It was Dixon's first visit to the annual hearing on the city's education budget, and for 90 minutes she sat resolutely in the D.C. Council Chamber and listened to testimony about hazardous school buildings, ill-equipped and underpaid teachers and a school bureaucracy routinely described as inept and bloated.

The evening also was filled with ominous references to the city's financial crisis, which likely will sink any increase in the school system's $528 million budget this year. But many speakers, undaunted, plugged away with demands to improve classrooms.

Wanda Peyton, a parent at Deal Junior High School in Northwest, spoke of how shortages of money and space have stalled plans to build new science labs for students. "We are wondering how we will ever meet our goal of becoming a school of distinction," she told Dixon.

In one of the more striking moments of more than five hours of speeches, two recent high school dropouts asked Dixon not to reduce the city budget deficit by slashing education programs. They also urged her to watch the school system with vigilance and demand that it hire more compassionate educators.
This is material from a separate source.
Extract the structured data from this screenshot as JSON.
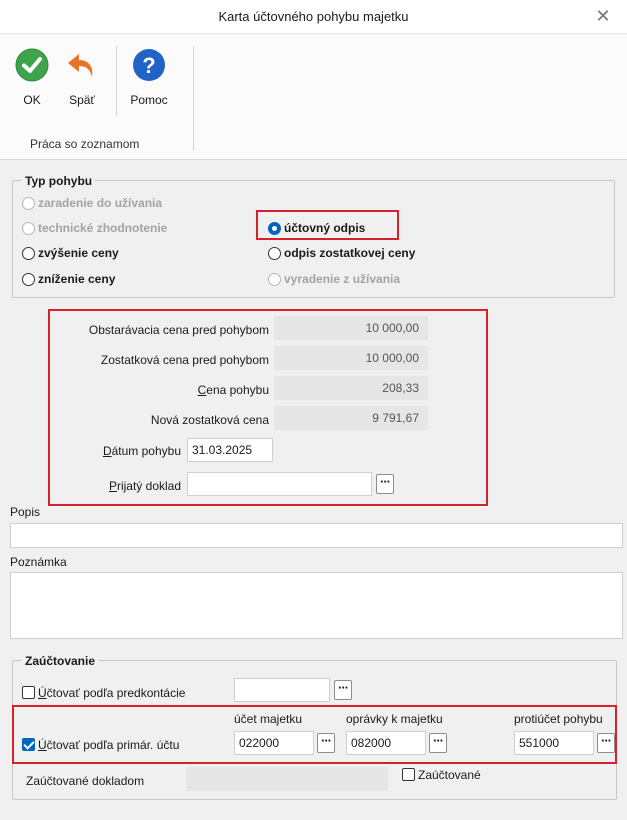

One student was Devon Smith, 16. After saying he left Garnet-Patterson Junior High School in Shaw last year, Smith told Dixon, "Every year I heard teachers say, 'I don't care what you do, I get paid whether you come to school or not.' "

Dixon left the hearing without asking any parent a question, and said afterward that she still saw little hope of shielding the school system from deep reductions in spending. Earlier this month, Dixon asked the system to remove $10 million from its budget and said that she intends to shelve a $40 million plan to raise the salaries of the city's 6,700 teachers.

School board President R. David Hall, who sat next to Dixon during last night's hearing, has said the mayor's request for cuts probably will lead to teacher and administrator layoffs.

That possibility was derided throughout the night.

"If there are going to be layoffs, it has to be teachers last, not teachers first," said Mary Levy, a leader of the schools advocacy group Parents United. "We're not going to get any good teachers if they think they're going to be laid off in a year."

Dixon did not endorse layoffs, but said after the hearing that she cannot withdraw her request for the school system to make cuts and scrap its plans for raises. "There's great frustration out there, and I understand it," she said. "But if we can get around the immediate situation and get the federal dollars we need, then we can put money where it ought to go: to our children."

In one unusual twist to last night's hearing, several dozen speakers angrily demanded that the school budget not be increased until the system adopted an Afrocentric curriculum and school board members were removed from office. Most of those activists were part of a community group known as Operation Know Thyself or had been ardent supporters of former superintendent Andrew E. Jenkins, who was fired by the board in November.